In Elder Sign, the players are investigators trying to stop an elder god from traversing a portal into the world. Failure will spell the doom of mankind.
Elder Sign is a dice-rolling game cleverly joined with a Lovecraftian horror theme. Some reviewers have complained that it is essentially Yahtzee with monsters, but we had a good time. Players will undergo missions which they complete by rolling specified combinations of the themed dice. There is strategy in that players must be careful what missions they choose. Some missions are harder than others, however you can gain rewards from easier missions that will allow you to roll more dice. You'll be able to work your way up to the harder missions. Overall, the rules are simple and one can learn to play in no time.
We won pretty easily (another complaint I read in reviews) but that is because I made a mistake and we forgot to apply one of the abilities of the elder god. Nevertheless, it was fun and we are planning to try it again this weekend.
In Elder Sign we tried to prevent the elder gods from dooming the world but in Cthulhu Gloom we wanted our characters to suffer a horrible fate.
Gloom is a card game where you win when your characters lose. You'll play cards to make your characters miserable or to cheer up your opponents. When your characters are thoroughly miserable, you kill them off with Untimely Death cards. The player with the most miserable family of characters wins. Cthulhu Gloom takes the basic premise of the original Gloom card game, but the characters, events, and deaths are given a Lovecraftian spin. It's a simple card game but the real fun comes when you create stories to explain how your characters met such misfortune.

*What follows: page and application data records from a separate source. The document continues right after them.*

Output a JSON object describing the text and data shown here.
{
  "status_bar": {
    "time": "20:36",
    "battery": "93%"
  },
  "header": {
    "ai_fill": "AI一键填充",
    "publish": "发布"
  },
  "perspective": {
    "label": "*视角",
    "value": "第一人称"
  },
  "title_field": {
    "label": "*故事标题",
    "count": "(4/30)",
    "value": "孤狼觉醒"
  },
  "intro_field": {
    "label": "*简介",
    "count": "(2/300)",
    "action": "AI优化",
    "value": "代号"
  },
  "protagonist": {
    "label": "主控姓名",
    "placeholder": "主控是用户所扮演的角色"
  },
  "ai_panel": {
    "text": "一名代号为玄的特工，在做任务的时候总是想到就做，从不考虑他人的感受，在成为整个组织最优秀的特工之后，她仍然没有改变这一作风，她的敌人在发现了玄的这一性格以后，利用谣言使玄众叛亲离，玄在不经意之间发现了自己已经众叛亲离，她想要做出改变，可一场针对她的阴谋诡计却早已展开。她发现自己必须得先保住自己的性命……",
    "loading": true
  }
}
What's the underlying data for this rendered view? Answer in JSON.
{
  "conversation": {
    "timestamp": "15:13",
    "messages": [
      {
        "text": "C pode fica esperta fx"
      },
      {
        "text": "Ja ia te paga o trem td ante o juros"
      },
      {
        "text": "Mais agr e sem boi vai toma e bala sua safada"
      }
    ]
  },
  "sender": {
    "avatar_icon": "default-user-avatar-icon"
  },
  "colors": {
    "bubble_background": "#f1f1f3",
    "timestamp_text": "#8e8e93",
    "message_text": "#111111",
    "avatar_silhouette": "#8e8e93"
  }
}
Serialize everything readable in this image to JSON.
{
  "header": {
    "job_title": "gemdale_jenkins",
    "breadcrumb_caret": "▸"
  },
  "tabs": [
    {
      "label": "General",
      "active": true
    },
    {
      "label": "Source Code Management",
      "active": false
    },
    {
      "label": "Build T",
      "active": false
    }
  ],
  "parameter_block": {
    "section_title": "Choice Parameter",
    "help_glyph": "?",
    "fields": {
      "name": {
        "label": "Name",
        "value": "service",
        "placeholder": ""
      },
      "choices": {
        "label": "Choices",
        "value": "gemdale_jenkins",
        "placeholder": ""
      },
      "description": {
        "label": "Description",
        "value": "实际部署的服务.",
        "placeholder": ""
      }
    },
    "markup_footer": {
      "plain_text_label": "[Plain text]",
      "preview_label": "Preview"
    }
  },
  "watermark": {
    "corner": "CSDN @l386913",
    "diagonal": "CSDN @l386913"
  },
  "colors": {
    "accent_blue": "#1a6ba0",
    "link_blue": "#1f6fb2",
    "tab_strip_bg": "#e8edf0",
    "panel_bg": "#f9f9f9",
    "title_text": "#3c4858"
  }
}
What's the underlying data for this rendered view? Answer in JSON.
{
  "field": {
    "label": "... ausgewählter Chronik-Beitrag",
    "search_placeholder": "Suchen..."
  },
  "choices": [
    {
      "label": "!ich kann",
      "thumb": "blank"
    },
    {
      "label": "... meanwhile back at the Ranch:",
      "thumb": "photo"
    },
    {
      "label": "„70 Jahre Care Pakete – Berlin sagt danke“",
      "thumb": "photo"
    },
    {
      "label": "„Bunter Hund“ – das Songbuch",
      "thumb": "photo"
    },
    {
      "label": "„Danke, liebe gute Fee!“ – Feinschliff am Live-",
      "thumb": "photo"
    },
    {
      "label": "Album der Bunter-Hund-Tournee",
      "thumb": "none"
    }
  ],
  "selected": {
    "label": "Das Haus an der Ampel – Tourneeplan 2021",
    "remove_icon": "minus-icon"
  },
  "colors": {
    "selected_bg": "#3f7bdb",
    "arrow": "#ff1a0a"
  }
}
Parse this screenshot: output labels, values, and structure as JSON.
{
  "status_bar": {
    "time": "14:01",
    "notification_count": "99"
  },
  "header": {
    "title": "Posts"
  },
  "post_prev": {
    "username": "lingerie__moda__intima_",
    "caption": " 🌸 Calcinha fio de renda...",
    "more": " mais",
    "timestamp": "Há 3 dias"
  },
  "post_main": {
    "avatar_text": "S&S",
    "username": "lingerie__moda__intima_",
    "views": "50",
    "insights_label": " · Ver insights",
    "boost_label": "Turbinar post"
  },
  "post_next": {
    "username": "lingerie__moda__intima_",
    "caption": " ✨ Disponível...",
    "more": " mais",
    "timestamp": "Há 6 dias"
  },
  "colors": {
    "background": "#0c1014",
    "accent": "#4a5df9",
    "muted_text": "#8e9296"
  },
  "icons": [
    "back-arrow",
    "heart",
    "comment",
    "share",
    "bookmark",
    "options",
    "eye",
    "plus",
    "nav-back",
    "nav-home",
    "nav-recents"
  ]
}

We played this last night to get us in the mood for tonight's venture against the elder gods. I racked up a ton of Pathos points but I just could not get the cards to kill them off. I had forgotten that you can use a play to discard your entire hand. My brother-in-law actually killed all of his characters first but my wife had the most miserable family. We really got a chuckle out of the litany of woe that befell each character. For example, poor Barnabas Marsh, the anthropomorphic frog, was invited to dinner with family and friends (more frogs) where he became to main course (the death card was "eaten by frogs"). Anyway, this is another keeper for us.
This is the last game we were waiting for. We haven't played it yet but I'll provide a report when we do. My wife loves it because it features a cute panda.